[Stored items]
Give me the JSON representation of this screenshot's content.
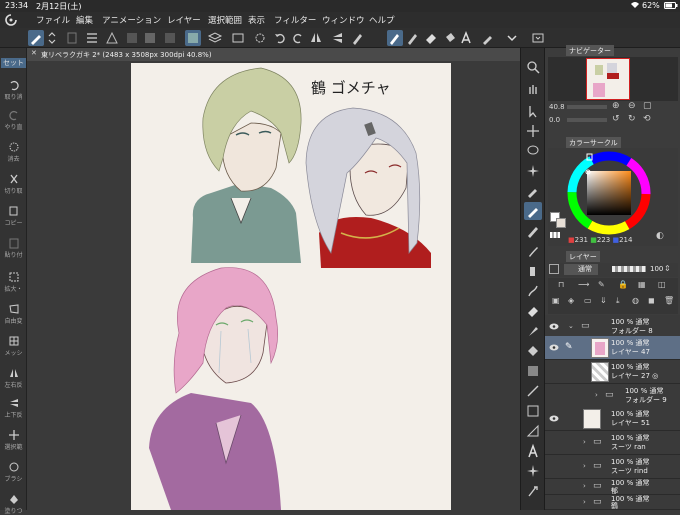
{
  "status_bar": {
    "time": "23:34",
    "date": "2月12日(土)",
    "battery": "62%"
  },
  "menu": [
    "ファイル",
    "編集",
    "アニメーション",
    "レイヤー",
    "選択範囲",
    "表示",
    "フィルター",
    "ウィンドウ",
    "ヘルプ"
  ],
  "left_tools": [
    {
      "label": "セット",
      "icon": "set-icon"
    },
    {
      "label": "取り消",
      "icon": "undo-icon"
    },
    {
      "label": "やり直",
      "icon": "redo-icon"
    },
    {
      "label": "消去",
      "icon": "erase-icon"
    },
    {
      "label": "切り取",
      "icon": "cut-icon"
    },
    {
      "label": "コピー",
      "icon": "copy-icon"
    },
    {
      "label": "貼り付",
      "icon": "paste-icon"
    },
    {
      "label": "拡大・",
      "icon": "transform-icon"
    },
    {
      "label": "自由変",
      "icon": "free-transform-icon"
    },
    {
      "label": "メッシ",
      "icon": "mesh-icon"
    },
    {
      "label": "左右反",
      "icon": "flip-horizontal-icon"
    },
    {
      "label": "上下反",
      "icon": "flip-vertical-icon"
    },
    {
      "label": "選択範",
      "icon": "move-selection-icon"
    },
    {
      "label": "ブラシ",
      "icon": "brush-icon"
    },
    {
      "label": "塗りつ",
      "icon": "fill-icon"
    }
  ],
  "document_tab": "東リベラクガキ 2* (2483 x 3508px 300dpi 40.8%)",
  "canvas_handwriting": "鶴 ゴメチャ",
  "navigator": {
    "tab": "ナビゲーター",
    "zoom": "40.8",
    "rotation": "0.0"
  },
  "color_circle": {
    "tab": "カラーサークル",
    "r": "231",
    "g": "223",
    "b": "214",
    "hue_color": "#ff9a2a"
  },
  "layer_panel": {
    "tab": "レイヤー",
    "blend_mode": "通常",
    "opacity": "100",
    "layers": [
      {
        "line1": "100 % 通常",
        "line2": "フォルダー 8",
        "kind": "folder",
        "expanded": true
      },
      {
        "line1": "100 % 通常",
        "line2": "レイヤー 47",
        "kind": "layer",
        "selected": true
      },
      {
        "line1": "100 % 通常",
        "line2": "レイヤー 27 ◎",
        "kind": "layer"
      },
      {
        "line1": "100 % 通常",
        "line2": "フォルダー 9",
        "kind": "folder"
      },
      {
        "line1": "100 % 通常",
        "line2": "レイヤー 51",
        "kind": "layer"
      },
      {
        "line1": "100 % 通常",
        "line2": "スーツ ran",
        "kind": "folder"
      },
      {
        "line1": "100 % 通常",
        "line2": "スーツ rind",
        "kind": "folder"
      },
      {
        "line1": "100 % 通常",
        "line2": "郁",
        "kind": "folder"
      },
      {
        "line1": "100 % 通常",
        "line2": "鶴",
        "kind": "folder"
      }
    ]
  }
}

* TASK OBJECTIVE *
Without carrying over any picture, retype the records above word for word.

* TASK OUTPUT *
Give me the JSON representation of this screenshot's content.
{
  "status_bar": {
    "time": "23:34",
    "date": "2月12日(土)",
    "battery": "62%"
  },
  "menu": [
    "ファイル",
    "編集",
    "アニメーション",
    "レイヤー",
    "選択範囲",
    "表示",
    "フィルター",
    "ウィンドウ",
    "ヘルプ"
  ],
  "left_tools": [
    {
      "label": "セット",
      "icon": "set-icon"
    },
    {
      "label": "取り消",
      "icon": "undo-icon"
    },
    {
      "label": "やり直",
      "icon": "redo-icon"
    },
    {
      "label": "消去",
      "icon": "erase-icon"
    },
    {
      "label": "切り取",
      "icon": "cut-icon"
    },
    {
      "label": "コピー",
      "icon": "copy-icon"
    },
    {
      "label": "貼り付",
      "icon": "paste-icon"
    },
    {
      "label": "拡大・",
      "icon": "transform-icon"
    },
    {
      "label": "自由変",
      "icon": "free-transform-icon"
    },
    {
      "label": "メッシ",
      "icon": "mesh-icon"
    },
    {
      "label": "左右反",
      "icon": "flip-horizontal-icon"
    },
    {
      "label": "上下反",
      "icon": "flip-vertical-icon"
    },
    {
      "label": "選択範",
      "icon": "move-selection-icon"
    },
    {
      "label": "ブラシ",
      "icon": "brush-icon"
    },
    {
      "label": "塗りつ",
      "icon": "fill-icon"
    }
  ],
  "document_tab": "東リベラクガキ 2* (2483 x 3508px 300dpi 40.8%)",
  "canvas_handwriting": "鶴 ゴメチャ",
  "navigator": {
    "tab": "ナビゲーター",
    "zoom": "40.8",
    "rotation": "0.0"
  },
  "color_circle": {
    "tab": "カラーサークル",
    "r": "231",
    "g": "223",
    "b": "214",
    "hue_color": "#ff9a2a"
  },
  "layer_panel": {
    "tab": "レイヤー",
    "blend_mode": "通常",
    "opacity": "100",
    "layers": [
      {
        "line1": "100 % 通常",
        "line2": "フォルダー 8",
        "kind": "folder",
        "expanded": true
      },
      {
        "line1": "100 % 通常",
        "line2": "レイヤー 47",
        "kind": "layer",
        "selected": true
      },
      {
        "line1": "100 % 通常",
        "line2": "レイヤー 27 ◎",
        "kind": "layer"
      },
      {
        "line1": "100 % 通常",
        "line2": "フォルダー 9",
        "kind": "folder"
      },
      {
        "line1": "100 % 通常",
        "line2": "レイヤー 51",
        "kind": "layer"
      },
      {
        "line1": "100 % 通常",
        "line2": "スーツ ran",
        "kind": "folder"
      },
      {
        "line1": "100 % 通常",
        "line2": "スーツ rind",
        "kind": "folder"
      },
      {
        "line1": "100 % 通常",
        "line2": "郁",
        "kind": "folder"
      },
      {
        "line1": "100 % 通常",
        "line2": "鶴",
        "kind": "folder"
      }
    ]
  }
}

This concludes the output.